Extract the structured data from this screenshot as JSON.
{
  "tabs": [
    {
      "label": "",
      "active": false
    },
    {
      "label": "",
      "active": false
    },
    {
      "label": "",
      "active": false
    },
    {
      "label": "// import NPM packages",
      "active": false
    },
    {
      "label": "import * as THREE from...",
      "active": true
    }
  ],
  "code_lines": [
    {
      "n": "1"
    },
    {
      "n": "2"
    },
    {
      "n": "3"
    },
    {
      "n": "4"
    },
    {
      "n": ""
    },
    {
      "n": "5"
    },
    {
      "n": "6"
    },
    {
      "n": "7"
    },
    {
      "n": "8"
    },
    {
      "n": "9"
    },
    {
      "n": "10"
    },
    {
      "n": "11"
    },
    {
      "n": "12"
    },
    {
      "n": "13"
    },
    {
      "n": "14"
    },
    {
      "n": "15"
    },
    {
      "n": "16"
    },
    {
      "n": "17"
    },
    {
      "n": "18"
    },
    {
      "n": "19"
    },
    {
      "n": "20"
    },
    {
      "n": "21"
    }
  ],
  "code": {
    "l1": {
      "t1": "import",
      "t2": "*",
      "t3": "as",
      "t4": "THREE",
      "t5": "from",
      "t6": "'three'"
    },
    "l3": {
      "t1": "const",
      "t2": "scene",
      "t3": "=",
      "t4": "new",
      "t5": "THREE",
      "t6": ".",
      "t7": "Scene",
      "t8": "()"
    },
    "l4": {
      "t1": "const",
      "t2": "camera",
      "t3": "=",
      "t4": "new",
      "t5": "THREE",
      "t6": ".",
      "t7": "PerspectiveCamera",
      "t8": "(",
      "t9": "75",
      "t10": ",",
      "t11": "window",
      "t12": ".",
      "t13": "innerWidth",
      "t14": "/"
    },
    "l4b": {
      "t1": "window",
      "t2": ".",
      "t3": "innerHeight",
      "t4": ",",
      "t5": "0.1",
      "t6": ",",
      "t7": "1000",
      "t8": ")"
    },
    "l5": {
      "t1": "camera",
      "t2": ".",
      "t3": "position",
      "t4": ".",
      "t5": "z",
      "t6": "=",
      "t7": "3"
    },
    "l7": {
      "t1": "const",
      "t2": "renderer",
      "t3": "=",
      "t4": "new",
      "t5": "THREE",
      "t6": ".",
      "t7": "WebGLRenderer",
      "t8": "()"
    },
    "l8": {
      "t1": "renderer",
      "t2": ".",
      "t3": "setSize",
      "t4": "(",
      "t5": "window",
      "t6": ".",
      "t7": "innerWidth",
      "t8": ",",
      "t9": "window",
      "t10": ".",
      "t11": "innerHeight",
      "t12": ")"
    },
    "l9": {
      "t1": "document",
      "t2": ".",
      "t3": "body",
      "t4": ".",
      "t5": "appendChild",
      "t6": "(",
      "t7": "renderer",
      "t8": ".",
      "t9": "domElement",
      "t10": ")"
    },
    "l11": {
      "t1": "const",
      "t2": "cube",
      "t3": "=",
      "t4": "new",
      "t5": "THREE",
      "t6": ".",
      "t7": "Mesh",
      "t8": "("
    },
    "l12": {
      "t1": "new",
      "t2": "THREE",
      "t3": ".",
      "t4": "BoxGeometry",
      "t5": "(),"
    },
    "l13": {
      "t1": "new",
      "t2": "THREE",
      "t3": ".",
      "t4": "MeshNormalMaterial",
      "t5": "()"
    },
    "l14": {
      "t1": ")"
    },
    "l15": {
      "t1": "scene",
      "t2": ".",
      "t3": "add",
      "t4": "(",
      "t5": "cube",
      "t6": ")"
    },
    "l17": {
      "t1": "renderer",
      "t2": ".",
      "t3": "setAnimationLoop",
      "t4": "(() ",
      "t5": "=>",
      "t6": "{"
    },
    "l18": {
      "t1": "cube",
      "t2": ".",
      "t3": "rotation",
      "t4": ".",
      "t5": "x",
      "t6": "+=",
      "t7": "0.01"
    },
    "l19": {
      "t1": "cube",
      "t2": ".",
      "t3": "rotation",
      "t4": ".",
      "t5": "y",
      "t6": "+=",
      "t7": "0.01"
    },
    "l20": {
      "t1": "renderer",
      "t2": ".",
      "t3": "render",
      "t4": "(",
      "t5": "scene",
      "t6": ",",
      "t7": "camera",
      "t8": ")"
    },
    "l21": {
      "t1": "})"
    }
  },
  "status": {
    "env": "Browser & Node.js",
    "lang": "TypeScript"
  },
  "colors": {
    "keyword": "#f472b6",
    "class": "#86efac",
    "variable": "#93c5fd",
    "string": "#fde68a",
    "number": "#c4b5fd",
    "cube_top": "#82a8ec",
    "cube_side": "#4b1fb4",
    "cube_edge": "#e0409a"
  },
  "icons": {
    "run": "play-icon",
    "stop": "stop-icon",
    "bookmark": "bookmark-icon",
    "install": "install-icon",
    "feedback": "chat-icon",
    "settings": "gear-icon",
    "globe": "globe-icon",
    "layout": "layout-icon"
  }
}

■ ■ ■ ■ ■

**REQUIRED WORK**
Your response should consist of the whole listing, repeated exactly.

**ANSWER BOX**
Extract the structured data from this screenshot as JSON.
{
  "tabs": [
    {
      "label": "",
      "active": false
    },
    {
      "label": "",
      "active": false
    },
    {
      "label": "",
      "active": false
    },
    {
      "label": "// import NPM packages",
      "active": false
    },
    {
      "label": "import * as THREE from...",
      "active": true
    }
  ],
  "code_lines": [
    {
      "n": "1"
    },
    {
      "n": "2"
    },
    {
      "n": "3"
    },
    {
      "n": "4"
    },
    {
      "n": ""
    },
    {
      "n": "5"
    },
    {
      "n": "6"
    },
    {
      "n": "7"
    },
    {
      "n": "8"
    },
    {
      "n": "9"
    },
    {
      "n": "10"
    },
    {
      "n": "11"
    },
    {
      "n": "12"
    },
    {
      "n": "13"
    },
    {
      "n": "14"
    },
    {
      "n": "15"
    },
    {
      "n": "16"
    },
    {
      "n": "17"
    },
    {
      "n": "18"
    },
    {
      "n": "19"
    },
    {
      "n": "20"
    },
    {
      "n": "21"
    }
  ],
  "code": {
    "l1": {
      "t1": "import",
      "t2": "*",
      "t3": "as",
      "t4": "THREE",
      "t5": "from",
      "t6": "'three'"
    },
    "l3": {
      "t1": "const",
      "t2": "scene",
      "t3": "=",
      "t4": "new",
      "t5": "THREE",
      "t6": ".",
      "t7": "Scene",
      "t8": "()"
    },
    "l4": {
      "t1": "const",
      "t2": "camera",
      "t3": "=",
      "t4": "new",
      "t5": "THREE",
      "t6": ".",
      "t7": "PerspectiveCamera",
      "t8": "(",
      "t9": "75",
      "t10": ",",
      "t11": "window",
      "t12": ".",
      "t13": "innerWidth",
      "t14": "/"
    },
    "l4b": {
      "t1": "window",
      "t2": ".",
      "t3": "innerHeight",
      "t4": ",",
      "t5": "0.1",
      "t6": ",",
      "t7": "1000",
      "t8": ")"
    },
    "l5": {
      "t1": "camera",
      "t2": ".",
      "t3": "position",
      "t4": ".",
      "t5": "z",
      "t6": "=",
      "t7": "3"
    },
    "l7": {
      "t1": "const",
      "t2": "renderer",
      "t3": "=",
      "t4": "new",
      "t5": "THREE",
      "t6": ".",
      "t7": "WebGLRenderer",
      "t8": "()"
    },
    "l8": {
      "t1": "renderer",
      "t2": ".",
      "t3": "setSize",
      "t4": "(",
      "t5": "window",
      "t6": ".",
      "t7": "innerWidth",
      "t8": ",",
      "t9": "window",
      "t10": ".",
      "t11": "innerHeight",
      "t12": ")"
    },
    "l9": {
      "t1": "document",
      "t2": ".",
      "t3": "body",
      "t4": ".",
      "t5": "appendChild",
      "t6": "(",
      "t7": "renderer",
      "t8": ".",
      "t9": "domElement",
      "t10": ")"
    },
    "l11": {
      "t1": "const",
      "t2": "cube",
      "t3": "=",
      "t4": "new",
      "t5": "THREE",
      "t6": ".",
      "t7": "Mesh",
      "t8": "("
    },
    "l12": {
      "t1": "new",
      "t2": "THREE",
      "t3": ".",
      "t4": "BoxGeometry",
      "t5": "(),"
    },
    "l13": {
      "t1": "new",
      "t2": "THREE",
      "t3": ".",
      "t4": "MeshNormalMaterial",
      "t5": "()"
    },
    "l14": {
      "t1": ")"
    },
    "l15": {
      "t1": "scene",
      "t2": ".",
      "t3": "add",
      "t4": "(",
      "t5": "cube",
      "t6": ")"
    },
    "l17": {
      "t1": "renderer",
      "t2": ".",
      "t3": "setAnimationLoop",
      "t4": "(() ",
      "t5": "=>",
      "t6": "{"
    },
    "l18": {
      "t1": "cube",
      "t2": ".",
      "t3": "rotation",
      "t4": ".",
      "t5": "x",
      "t6": "+=",
      "t7": "0.01"
    },
    "l19": {
      "t1": "cube",
      "t2": ".",
      "t3": "rotation",
      "t4": ".",
      "t5": "y",
      "t6": "+=",
      "t7": "0.01"
    },
    "l20": {
      "t1": "renderer",
      "t2": ".",
      "t3": "render",
      "t4": "(",
      "t5": "scene",
      "t6": ",",
      "t7": "camera",
      "t8": ")"
    },
    "l21": {
      "t1": "})"
    }
  },
  "status": {
    "env": "Browser & Node.js",
    "lang": "TypeScript"
  },
  "colors": {
    "keyword": "#f472b6",
    "class": "#86efac",
    "variable": "#93c5fd",
    "string": "#fde68a",
    "number": "#c4b5fd",
    "cube_top": "#82a8ec",
    "cube_side": "#4b1fb4",
    "cube_edge": "#e0409a"
  },
  "icons": {
    "run": "play-icon",
    "stop": "stop-icon",
    "bookmark": "bookmark-icon",
    "install": "install-icon",
    "feedback": "chat-icon",
    "settings": "gear-icon",
    "globe": "globe-icon",
    "layout": "layout-icon"
  }
}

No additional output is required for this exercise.